When "rest" occurs in a line of the material, copy that line.

** GIVEN RECORDS follows **

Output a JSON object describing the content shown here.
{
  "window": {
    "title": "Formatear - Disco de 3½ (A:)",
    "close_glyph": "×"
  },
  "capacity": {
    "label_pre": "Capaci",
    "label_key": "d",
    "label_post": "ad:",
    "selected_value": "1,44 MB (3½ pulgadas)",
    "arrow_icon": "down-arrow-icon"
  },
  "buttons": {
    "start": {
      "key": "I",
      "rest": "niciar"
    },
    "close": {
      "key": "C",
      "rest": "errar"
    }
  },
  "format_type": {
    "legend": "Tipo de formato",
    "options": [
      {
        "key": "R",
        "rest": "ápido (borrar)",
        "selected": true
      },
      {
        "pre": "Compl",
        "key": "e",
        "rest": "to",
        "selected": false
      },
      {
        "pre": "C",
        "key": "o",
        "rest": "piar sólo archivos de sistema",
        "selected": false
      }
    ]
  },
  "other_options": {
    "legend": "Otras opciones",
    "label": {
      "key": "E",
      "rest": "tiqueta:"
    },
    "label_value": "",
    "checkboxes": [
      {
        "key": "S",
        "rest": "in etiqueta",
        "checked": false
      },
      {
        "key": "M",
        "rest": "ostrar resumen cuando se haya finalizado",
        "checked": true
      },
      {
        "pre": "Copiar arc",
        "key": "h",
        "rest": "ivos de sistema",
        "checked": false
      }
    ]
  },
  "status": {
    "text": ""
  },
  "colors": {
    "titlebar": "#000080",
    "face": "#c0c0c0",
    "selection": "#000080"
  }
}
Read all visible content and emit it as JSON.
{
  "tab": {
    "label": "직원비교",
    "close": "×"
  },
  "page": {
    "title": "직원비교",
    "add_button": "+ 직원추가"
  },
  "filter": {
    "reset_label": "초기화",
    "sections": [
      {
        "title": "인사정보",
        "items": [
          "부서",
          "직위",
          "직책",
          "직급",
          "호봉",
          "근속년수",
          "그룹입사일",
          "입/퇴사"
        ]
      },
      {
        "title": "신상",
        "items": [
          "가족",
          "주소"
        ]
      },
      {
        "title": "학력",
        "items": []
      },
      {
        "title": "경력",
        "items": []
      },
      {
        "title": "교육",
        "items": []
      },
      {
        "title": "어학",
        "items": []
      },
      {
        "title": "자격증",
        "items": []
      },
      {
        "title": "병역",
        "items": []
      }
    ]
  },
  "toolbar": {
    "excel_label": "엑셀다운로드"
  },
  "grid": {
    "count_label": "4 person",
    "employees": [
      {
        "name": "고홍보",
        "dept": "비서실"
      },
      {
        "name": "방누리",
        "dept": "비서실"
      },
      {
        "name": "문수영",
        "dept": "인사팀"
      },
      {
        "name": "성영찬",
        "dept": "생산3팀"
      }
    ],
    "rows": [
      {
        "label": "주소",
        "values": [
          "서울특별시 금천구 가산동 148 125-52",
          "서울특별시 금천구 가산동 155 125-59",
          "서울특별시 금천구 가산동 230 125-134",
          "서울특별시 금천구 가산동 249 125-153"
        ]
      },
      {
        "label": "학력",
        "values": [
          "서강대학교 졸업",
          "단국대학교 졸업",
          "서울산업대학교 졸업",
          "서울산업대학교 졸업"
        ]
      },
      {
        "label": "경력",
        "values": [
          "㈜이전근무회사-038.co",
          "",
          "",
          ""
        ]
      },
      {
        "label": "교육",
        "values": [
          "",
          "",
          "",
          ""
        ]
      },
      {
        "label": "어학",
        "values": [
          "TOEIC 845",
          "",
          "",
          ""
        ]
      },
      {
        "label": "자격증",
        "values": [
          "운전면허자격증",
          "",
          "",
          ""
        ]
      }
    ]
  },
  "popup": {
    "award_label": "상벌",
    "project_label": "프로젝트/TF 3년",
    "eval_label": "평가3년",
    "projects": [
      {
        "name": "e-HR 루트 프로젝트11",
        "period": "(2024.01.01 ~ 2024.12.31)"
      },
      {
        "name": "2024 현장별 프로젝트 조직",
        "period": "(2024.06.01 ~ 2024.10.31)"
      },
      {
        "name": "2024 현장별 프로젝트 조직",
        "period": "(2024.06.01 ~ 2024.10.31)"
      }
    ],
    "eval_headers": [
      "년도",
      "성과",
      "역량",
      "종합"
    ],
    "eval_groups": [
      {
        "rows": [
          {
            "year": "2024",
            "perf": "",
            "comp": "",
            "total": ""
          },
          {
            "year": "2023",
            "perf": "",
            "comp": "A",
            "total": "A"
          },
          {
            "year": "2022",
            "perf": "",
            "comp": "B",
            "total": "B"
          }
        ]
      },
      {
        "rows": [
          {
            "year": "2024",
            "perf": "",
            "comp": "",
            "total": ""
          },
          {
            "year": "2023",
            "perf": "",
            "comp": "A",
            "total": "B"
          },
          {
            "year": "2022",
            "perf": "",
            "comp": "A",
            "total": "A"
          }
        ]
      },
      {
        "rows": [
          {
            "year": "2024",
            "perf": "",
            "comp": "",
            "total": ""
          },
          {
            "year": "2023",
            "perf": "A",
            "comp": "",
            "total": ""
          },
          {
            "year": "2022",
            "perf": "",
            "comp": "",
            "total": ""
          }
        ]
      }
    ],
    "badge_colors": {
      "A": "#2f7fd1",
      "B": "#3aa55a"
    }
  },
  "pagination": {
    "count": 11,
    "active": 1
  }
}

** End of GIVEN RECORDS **

→ **SOLUTION**
      "rest": "niciar"
      "rest": "errar"
        "rest": "ápido (borrar)",
        "rest": "to",
        "rest": "piar sólo archivos de sistema",
      "rest": "tiqueta:"
        "rest": "in etiqueta",
        "rest": "ostrar resumen cuando se haya finalizado",
        "rest": "ivos de sistema",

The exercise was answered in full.